After I read the book, I was hooked, and I looked for more knowledge about financial literacy. This gave a jump-start for my quest for financial freedom.
I truly believe that financial literacy is a big advantage when you want to go into real estate investing.
In fact, I also believe that it is required!
How would one be able to manage the financial aspect of having investment properties, if one cannot even manage his own finances?!
The opportunity to be financially literate is available for everyone, but I guess very few people actually take time to learn about it, and apply it in real life.
The “opportunity” to learn how real estate investing can be done in the Philippine setting
This time around, the “opportunity” began with an “incident” that happened last December 31, 2006.
I was in a drugstore and I was about to pay for my medicines when my wife called me on my cellphone because I had to move my car. I hurriedly went back to the car and as I sat on the driver’s seat, a soft cracking sound came from my pant’s rear pocket.
Apparently, I had put my cellphone there instead of my wallet. I had just destroyed my phone’s LCD.
Anyway, because of that incident, I decided to go to Nokia Care at Greenbelt 1 to have my phone fixed. After I got a quotation and a referral to another Nokia authorized service center who might have parts readily available, we went to National Bookstore which was nearby.
As I entered, the first book that got my attention was “Think Rich Pinoy” by Larry Gamboa.
Larry’s book was an eye opener, it showed how real estate investing can be done in the Philippine setting. I believe this was a big advantage and opportunity.
This also made me look for more seminars about real estate and I found Urban Institute’s Comprehensive Real Estate Seminar And Review (CRESAR) for the November 2007 Real Estate Brokers licensure exam which I also attended.
Although I attended primarily to learn more about real estate in the Philippines, I also took and passed the licensure exam and became a licensed real estate broker.
I also became a member of REBAP Marikina and through another member, I learned about an auction during the first Philippine Real Estate Festival way back in 2008. I participated in that auction and it was the first time I made a winning bid for a foreclosed property. As they say, the rest is history.
I would like to believe what happened to me was a series of “opportunities” which I grabbed, that helped me get started with real estate investing.

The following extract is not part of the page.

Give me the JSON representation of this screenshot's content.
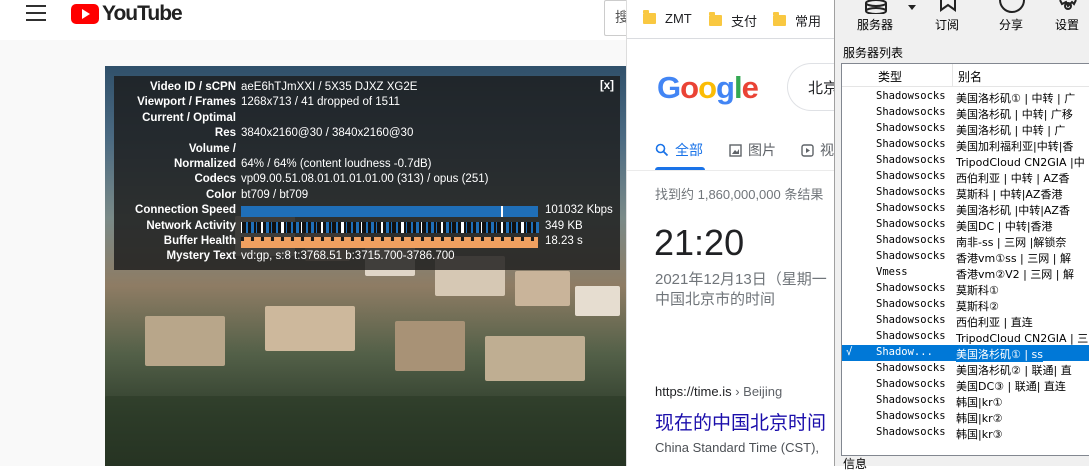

To have more and be given more, or have the little I had be taken away
I started with virtually nothing in terms of any know-how when it comes to investing in real estate, and instead of thinking that it was too hard and cannot be done, I decided to look the other way and move forward.
When I decided to become a real estate investor and began to have more knowledge about real estate investing, I was presented with more opportunities, not just to learn, but to actually have the means to do it.
In contrast, if I went the other way, the little that I had would have been taken away, not by anyone else, but by myself. I would have taken these away, had I decided to give up.
Up next in Part 2 of this series
In the next part of this series, I’ll share more examples of opportunities that anyone can grab that can help get them started with real estate investing, and how this continues and becomes a series of opportunities that become “accumulated advantages”.
Part 2 is available here: How to find opportunities and get started with real estate investing with the “Matthew Effect” (Part 2).
To our success and financial freedom!
Real Estate Investor
Real Estate Broker License #: 20056
Follow me in Twitter: http://twitter.com/jay_castillo
Find us in Facebook: Foreclosure Investing Philippines facebook page
Text by Jay Castillo and Cherry Castillo. Copyright © 2010 All rights reserved.
PS. New visitor? Click here to get started with learning more about foreclosure investing in the Philippines.
PPS. Don’t be the last to know, subscribe to e-mail alerts and get notified of new listings of bank foreclosed properties, public auction schedules, and real estate investing tips. Mailbox getting full? Subscribe through my RSS Feed instead!